Mets: How Steve Cohen can build a sustained winner from the inside out
Expanding the Mets Analytics Department
It is no secret that the Mets have one of the smallest analytics departments in Major League Baseball. The department consists of two people whose titles are Baseball Research and Development Analyst and Pitching Data and Movement Analyst.
One could venture to guess what those two people’s daily tasks are by their titles and I am sure they are good at what they do but nevertheless, it is not sufficient.
For comparison, the Dodgers have at least twelve people in their analytics department. I will not list all of the titles but the biggest differences between the Mets and the Dodgers are that the Dodgers have positions like Quantitative Analyst and Baseball Operations Analyst in addition to having young members in the department like Junior Data Engineers.
This helps the front office and the coaching staff put together comprehensive reports regarding players to acquire or how to put players already on the team in the best positions to succeed.
The Mets do not really have this level of analytics and Steve Cohen should heavily invest in this area on day one.
It is crucial that the Mets do not play the game at a disadvantage. It was very clear this World Series that analytics more often than not help you win.
The Dodgers and Rays are two of the most heavily invested teams in analytics and they have been highly successful the several years.

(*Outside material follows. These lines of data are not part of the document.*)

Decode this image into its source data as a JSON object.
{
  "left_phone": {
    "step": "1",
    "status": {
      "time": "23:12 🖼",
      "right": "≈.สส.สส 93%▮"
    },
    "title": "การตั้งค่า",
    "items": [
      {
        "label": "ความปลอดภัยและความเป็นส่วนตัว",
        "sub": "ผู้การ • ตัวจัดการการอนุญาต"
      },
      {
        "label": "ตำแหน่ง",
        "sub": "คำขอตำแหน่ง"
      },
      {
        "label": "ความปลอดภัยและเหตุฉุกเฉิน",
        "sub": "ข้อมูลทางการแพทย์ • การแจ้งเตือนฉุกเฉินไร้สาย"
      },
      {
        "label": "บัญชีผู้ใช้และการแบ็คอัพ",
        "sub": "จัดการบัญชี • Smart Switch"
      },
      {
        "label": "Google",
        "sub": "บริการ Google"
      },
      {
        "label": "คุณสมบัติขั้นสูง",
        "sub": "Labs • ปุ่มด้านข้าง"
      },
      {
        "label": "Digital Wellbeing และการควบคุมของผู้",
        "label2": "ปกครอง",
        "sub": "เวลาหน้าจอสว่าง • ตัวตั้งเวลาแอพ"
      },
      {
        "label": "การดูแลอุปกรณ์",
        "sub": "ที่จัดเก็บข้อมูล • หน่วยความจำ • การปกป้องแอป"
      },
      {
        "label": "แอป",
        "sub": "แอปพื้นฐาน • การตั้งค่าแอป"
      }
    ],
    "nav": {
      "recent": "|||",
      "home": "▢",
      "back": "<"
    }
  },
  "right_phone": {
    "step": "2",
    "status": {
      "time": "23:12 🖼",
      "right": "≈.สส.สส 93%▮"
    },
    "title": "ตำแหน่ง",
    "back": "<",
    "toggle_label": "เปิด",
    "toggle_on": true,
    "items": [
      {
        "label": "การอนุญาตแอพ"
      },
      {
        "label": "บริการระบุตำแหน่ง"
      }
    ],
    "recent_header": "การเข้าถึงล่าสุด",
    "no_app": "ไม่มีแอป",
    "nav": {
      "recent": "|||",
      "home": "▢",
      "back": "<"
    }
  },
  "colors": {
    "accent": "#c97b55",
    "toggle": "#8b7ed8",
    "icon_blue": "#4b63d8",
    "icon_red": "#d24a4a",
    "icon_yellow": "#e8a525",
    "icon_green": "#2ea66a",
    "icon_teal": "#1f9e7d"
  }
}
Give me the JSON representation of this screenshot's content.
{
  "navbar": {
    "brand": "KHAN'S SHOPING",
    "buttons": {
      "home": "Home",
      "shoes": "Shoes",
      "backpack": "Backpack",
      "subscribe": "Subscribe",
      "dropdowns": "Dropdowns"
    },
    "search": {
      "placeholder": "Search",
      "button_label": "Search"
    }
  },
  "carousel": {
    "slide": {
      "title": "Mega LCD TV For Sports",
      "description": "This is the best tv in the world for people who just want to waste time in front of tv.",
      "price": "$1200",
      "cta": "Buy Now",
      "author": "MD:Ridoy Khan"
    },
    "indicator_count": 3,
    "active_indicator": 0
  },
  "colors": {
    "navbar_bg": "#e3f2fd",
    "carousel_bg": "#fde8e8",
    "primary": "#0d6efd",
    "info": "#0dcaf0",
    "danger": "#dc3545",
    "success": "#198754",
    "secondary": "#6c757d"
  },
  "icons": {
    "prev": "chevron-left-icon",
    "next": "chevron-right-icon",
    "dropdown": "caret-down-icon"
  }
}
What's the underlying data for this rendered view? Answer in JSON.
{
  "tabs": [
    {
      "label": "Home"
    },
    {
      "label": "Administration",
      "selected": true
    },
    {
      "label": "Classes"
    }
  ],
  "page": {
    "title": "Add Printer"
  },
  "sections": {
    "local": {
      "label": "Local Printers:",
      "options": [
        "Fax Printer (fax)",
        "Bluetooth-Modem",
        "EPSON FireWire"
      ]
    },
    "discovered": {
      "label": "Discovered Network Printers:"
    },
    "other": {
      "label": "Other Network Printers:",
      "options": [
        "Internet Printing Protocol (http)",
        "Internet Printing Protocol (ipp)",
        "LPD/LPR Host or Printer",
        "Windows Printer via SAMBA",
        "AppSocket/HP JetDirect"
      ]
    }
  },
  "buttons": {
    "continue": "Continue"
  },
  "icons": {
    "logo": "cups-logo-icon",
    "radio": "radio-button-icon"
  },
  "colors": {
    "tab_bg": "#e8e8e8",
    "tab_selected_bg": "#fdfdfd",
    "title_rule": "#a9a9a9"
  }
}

By investing in a larger analytics department, the Mets will be able to better identify value in players like bullpen arms.
One of the most difficult things to do in baseball is to build a formidable bullpen that consistently performs well. Due to the volatility of relievers, it is better from a value perspective to find the diamonds in the ruff like the Dodgers do than spend lots of money on big relief arms like Craig Kimbrel or Aroldis Chapman who are really good but may not live up to the contract that was given to them.
Now, this isn’t to say that a team should never give out big contracts to relievers but the analytics will help the front office better identify when it is better from a value perspective and when you should steer clear.
Whether you agree with analytics or not this is the way the game is going and ultimately the smart teams and the successful teams are getting on the train. The Mets can no longer stand by and watch the train go by as they get held back in the past.